ISO-NE makes selection in first Order 1000 transmission RFP
In its first-ever competitive process for transmission development, ISO New England has narrowed its selection to one proposal to address the region’s power system reliability needs resulting from the scheduled retirement of the Mystic Generating Station in 2024. The Greater Boston Ready Path solution, a joint venture of National Grid and Eversource, has emerged from a field of 36 proposals based on its ability to solve grid reliability needs at the lowest cost and be available prior to the retirement of the Mystic Generating Station.
“The selection of the Ready Path project marks an important milestone in New England’s first competitive transmission solution process,” said Robert Ethier, ISO New England’s Vice President of System Planning. “Electricity customers of New England can be sure that this competitive process led developers to look hard at the most efficient, cost-effective ways to ensure a reliable power grid.”
In late December, ISO New England issued a request for proposals (RFP) under the Federal Energy Regulatory Commission’s (FERC) Order 1000, which requires the ISO to develop certain transmission upgrades through a competitive-bidding process. The ISO posted the final report on phase one of the RFP solicitation process on July 17.

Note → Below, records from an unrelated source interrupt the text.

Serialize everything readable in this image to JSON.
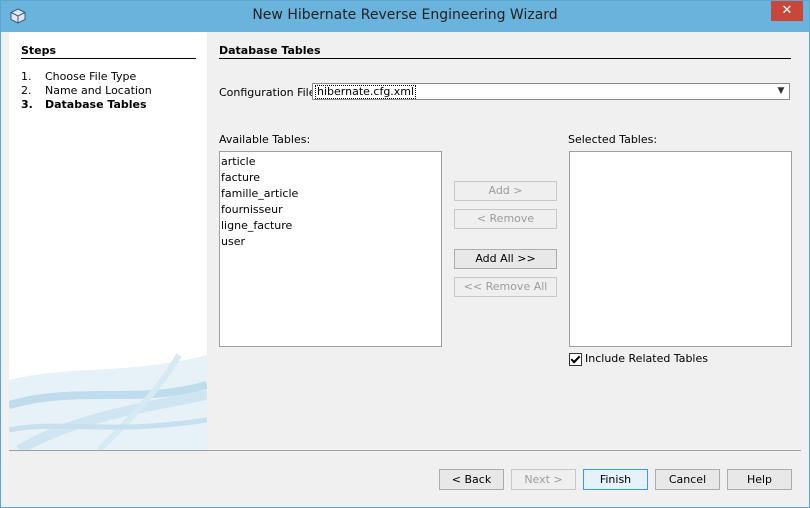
{
  "window": {
    "title": "New Hibernate Reverse Engineering Wizard",
    "close_glyph": "✕"
  },
  "steps": {
    "header": "Steps",
    "items": [
      {
        "num": "1.",
        "label": "Choose File Type"
      },
      {
        "num": "2.",
        "label": "Name and Location"
      },
      {
        "num": "3.",
        "label": "Database Tables"
      }
    ]
  },
  "panel": {
    "title": "Database Tables",
    "config_label": "Configuration File:",
    "config_value": "hibernate.cfg.xml",
    "available_label": "Available Tables:",
    "selected_label": "Selected Tables:",
    "available_tables": [
      "article",
      "facture",
      "famille_article",
      "fournisseur",
      "ligne_facture",
      "user"
    ],
    "selected_tables": [],
    "buttons": {
      "add": "Add >",
      "remove": "< Remove",
      "add_all": "Add All >>",
      "remove_all": "<< Remove All"
    },
    "include_related": {
      "label": "Include Related Tables",
      "checked": true
    }
  },
  "footer": {
    "back": "< Back",
    "next": "Next >",
    "finish": "Finish",
    "cancel": "Cancel",
    "help": "Help"
  },
  "colors": {
    "titlebar": "#6ab3dc",
    "close": "#c7473a",
    "default_button_border": "#3399ff"
  }
}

This final report follows a discussion of the RFP review process at the June 17 meeting of the Planning Advisory Committee (PAC). Eight different developers submitted 36 proposals, ranging from $49 million to $745 million, as part of the first phase of the competitive solicitation.

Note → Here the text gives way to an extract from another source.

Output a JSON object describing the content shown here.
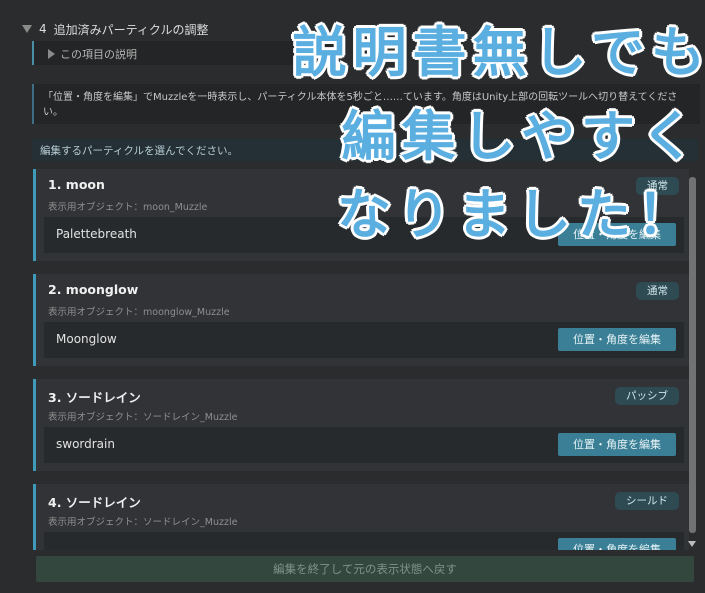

The ISO reviewed each of these proposals to ensure they addressed the identified reliability needs, while meeting other requirements. Ultimately, five proposals addressed the needs for a reliable power system and met all other requirements. The ISO then compared these projects’ costs, which ranged from $49 million to $121 million. Given that the $49 million project is significantly less expensive (the next least expensive proposal is for $94 million), the ISO did not advance the other four projects to the second phase of review, as it is unlikely that further review would have led to their selection.
Development costs incurred during the second phase of review are charged to electric customers, so not advancing proposals that are unlikely to be selected delivers additional cost savings.
“Though the selection of the Ready Path project may have disappointed other transmission developers, the ISO’s responsibility to New England electricity customers is to select a project that ensures reliability, is timely, and is cost-effective,” Ethier said. “The project accomplishes these goals.”
The ISO will now begin working with National Grid and Eversource on a Solutions Study, as per the rules of the ISO’s tariff.
The draft report was open for stakeholder review and comment. The ISO has posted responses to comments received during this review period.
With Order 1000, FERC included a framework for transmission development through a competitive process. This RFP was issued under part of Order 1000 that addresses transmission upgrades needed for system reliability, allowing for the possibility of more creative solutions. A separate part of Order 1000 allows for competitive transmission solutions to achieve public policy requirements.